Alternative splicing is a process by which the exons of the RNA produced by transcription of a gene are reconnected in multiple ways during RNA splicing. The resulting different mRNAs may be translated into different protein isoforms, thereby allowing a single gene to code for multiple proteins. Alternative splicing occurs as a normal phenomenon in eukaryotes, where it greatly increases the biodiversity of proteins that can be encoded by the genome. In humans, about 95% of multiexonic genes are alternatively spliced. Numerous modes of alternative splicing have been observed, of which the most common is exon skipping. In this mode, a particular exon may be included in mRNAs under some conditions or in particular tissues, and omitted from the mRNA in others. Abnormal variations in splicing have also been implicated in disease, since a large proportion of human genetic disorders result from splicing variants. Abnormal splicing variants are also thought to contribute to the development of cancer.
Pre-mRNA splicing is regulated by developmental and environmental cues, but little has been known about how specific signals are transduced in mammalian cells to regulate this critical gene expression step. Now investigators at the University of California, San Diego (USA) have contributed substantially to our understanding of how alternative splicing is regulated.

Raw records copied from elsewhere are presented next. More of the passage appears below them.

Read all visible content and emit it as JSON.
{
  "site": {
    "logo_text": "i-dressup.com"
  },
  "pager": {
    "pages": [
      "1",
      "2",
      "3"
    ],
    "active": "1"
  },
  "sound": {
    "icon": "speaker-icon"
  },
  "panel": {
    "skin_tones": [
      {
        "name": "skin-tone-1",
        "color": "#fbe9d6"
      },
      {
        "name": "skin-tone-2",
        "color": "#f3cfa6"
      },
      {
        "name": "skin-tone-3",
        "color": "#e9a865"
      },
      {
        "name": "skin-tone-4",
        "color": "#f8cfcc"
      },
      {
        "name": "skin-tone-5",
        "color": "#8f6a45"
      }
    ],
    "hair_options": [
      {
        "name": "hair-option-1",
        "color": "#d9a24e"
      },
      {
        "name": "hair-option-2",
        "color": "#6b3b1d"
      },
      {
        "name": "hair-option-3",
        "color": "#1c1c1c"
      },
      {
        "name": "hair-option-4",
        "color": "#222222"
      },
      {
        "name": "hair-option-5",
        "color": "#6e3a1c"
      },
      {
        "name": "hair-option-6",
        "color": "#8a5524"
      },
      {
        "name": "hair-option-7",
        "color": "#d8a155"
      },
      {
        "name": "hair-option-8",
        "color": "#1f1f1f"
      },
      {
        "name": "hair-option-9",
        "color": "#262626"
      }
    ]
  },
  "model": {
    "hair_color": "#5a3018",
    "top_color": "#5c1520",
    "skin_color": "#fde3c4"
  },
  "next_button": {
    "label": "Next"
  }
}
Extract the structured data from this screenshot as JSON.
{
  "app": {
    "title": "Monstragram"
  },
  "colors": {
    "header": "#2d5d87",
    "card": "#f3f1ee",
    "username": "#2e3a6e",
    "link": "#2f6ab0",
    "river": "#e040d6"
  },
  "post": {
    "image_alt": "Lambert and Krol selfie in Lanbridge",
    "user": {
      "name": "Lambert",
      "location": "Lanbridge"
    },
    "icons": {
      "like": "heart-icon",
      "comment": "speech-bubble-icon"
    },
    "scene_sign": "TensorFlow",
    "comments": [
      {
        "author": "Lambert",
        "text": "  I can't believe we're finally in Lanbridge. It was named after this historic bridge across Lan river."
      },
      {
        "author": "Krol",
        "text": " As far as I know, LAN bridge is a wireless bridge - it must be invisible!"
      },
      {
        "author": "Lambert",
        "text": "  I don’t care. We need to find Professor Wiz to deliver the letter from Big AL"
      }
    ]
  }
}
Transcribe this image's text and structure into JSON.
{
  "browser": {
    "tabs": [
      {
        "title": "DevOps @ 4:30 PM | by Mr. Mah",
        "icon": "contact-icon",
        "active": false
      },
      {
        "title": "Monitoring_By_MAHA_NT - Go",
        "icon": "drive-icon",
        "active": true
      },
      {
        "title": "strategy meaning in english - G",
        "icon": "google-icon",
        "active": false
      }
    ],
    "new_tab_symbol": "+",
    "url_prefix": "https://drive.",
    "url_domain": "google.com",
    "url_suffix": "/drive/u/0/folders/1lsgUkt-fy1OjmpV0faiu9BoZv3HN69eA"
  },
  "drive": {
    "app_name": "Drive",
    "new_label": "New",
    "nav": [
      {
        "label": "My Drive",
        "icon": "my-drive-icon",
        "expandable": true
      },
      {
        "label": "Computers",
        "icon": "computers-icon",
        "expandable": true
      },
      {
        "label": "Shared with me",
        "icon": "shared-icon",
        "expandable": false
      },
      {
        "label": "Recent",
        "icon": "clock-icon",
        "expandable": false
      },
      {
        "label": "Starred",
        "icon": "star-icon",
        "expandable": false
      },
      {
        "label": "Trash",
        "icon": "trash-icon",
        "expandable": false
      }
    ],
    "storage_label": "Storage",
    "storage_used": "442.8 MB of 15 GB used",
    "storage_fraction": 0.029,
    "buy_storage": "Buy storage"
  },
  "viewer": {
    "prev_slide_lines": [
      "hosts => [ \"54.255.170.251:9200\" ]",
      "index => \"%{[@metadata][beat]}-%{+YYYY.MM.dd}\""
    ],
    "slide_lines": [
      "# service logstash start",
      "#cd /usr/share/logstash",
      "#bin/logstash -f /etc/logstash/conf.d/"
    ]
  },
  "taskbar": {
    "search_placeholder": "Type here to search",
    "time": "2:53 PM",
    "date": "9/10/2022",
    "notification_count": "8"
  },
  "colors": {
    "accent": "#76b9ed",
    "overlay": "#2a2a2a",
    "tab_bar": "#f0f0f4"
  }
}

They reported in the June 21, 2012, online edition of the journal Molecular Cell that molecular cues such as EGF (epidermal growth factor) signaling triggered the massive activation of Akt (protein kinase B). Activated Akt next branched to SR protein-specific kinases - serine/arginine-rich proteins that are involved in regulating and selecting splice sites in eukaryotic mRNA - rather than mTOR (mammalian target of rapamycin), by inducing SRPK autophosphorylation. This led to enhanced SRPK nuclear translocation and SR protein phosphorylation.
“The kinase sits right in the middle of the PI3K-Akt pathway to specifically relay the growth signal to regulate alternative splicing in the nucleus,” said senior author Dr. Xiang-Dong Fu, professor of cellular and molecular medicine at the University of California, San Diego. “It is a new signaling branch that has previously escaped detection. It is a good target because of its central role and because it can be manipulated with compounds that suppress its activity, which appears quite effective in suppressing blood vessel formation in cancer.”
University of California, San Diego